The American economy is undergoing a massive sectoral shift. Just as with tech and telecoms a decade earlier, we've realized that the financial sector is way bloated, and many of its excess workers need to be found other jobs.
Luckily for them, unlike many categories of displaced workers, they have skills that will be useful in our newest growth industry: regulating financial companies. Apparently, the Federal government has realized this, and is having a jobs fair in New York for them.
The results should be interesting no matter what happens. If no one shows up, you'll know that the woebegone bankers couldn't yet bring themselves to admit that their days at Nobu are over. If they apply, and win government jobs . . . well, I'd like to be a fly on the wall the first time an investment banker realizes he needs a form signed in triplicate to order top shelf office supplies. It is true that bankers have an outsized sense of entitlement. It is also true that the bureaucratic nonsense the government forces its employees to endure is quite enough to drive anyone insane.

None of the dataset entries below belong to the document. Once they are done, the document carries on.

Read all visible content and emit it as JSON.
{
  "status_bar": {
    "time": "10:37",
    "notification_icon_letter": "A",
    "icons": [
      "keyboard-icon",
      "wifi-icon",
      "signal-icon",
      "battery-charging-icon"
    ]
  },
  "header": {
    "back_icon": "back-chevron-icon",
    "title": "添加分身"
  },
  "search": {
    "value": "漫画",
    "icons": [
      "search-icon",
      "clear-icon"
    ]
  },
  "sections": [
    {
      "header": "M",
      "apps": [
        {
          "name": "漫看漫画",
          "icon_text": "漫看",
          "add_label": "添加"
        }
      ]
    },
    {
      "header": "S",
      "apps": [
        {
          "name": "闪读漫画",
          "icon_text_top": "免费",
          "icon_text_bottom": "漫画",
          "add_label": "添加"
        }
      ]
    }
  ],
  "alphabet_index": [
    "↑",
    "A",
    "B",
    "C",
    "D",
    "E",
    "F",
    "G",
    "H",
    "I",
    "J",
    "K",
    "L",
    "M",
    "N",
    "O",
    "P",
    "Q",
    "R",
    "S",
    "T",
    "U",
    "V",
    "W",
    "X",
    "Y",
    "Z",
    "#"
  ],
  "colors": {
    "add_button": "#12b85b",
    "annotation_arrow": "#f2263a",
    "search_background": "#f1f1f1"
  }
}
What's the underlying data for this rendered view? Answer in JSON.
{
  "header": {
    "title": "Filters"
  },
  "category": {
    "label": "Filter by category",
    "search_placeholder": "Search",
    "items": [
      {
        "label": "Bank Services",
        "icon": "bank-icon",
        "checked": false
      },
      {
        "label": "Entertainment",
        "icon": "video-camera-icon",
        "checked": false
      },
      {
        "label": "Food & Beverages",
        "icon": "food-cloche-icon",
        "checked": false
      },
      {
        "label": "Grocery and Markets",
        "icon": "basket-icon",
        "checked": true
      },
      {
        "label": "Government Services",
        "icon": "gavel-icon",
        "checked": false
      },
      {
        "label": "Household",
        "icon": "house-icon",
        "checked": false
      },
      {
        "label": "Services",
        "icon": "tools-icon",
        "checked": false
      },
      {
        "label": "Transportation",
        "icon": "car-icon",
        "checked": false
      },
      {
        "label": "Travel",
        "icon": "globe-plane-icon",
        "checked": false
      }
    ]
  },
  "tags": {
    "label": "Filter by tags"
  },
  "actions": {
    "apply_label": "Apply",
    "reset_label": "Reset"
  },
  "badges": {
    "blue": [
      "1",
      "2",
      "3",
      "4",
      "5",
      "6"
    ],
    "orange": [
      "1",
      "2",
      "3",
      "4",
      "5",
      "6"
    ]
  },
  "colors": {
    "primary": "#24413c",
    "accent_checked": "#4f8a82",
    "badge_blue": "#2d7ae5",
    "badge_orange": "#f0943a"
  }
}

If any of my readers are displaced financial professionals, however, they probably shouldn't reject the notion out of hand. As someone who myself downsized from my b-school income expectations, I can report first hand that it's not nearly as bad as you think. DC is a lovely city, and unlike New York, it's quite possible to live a really full and pleasant life on about what you probably used to spend on lunch. Also, if spent wisely, leisure has as much hedonic value as even really large amounts of cash.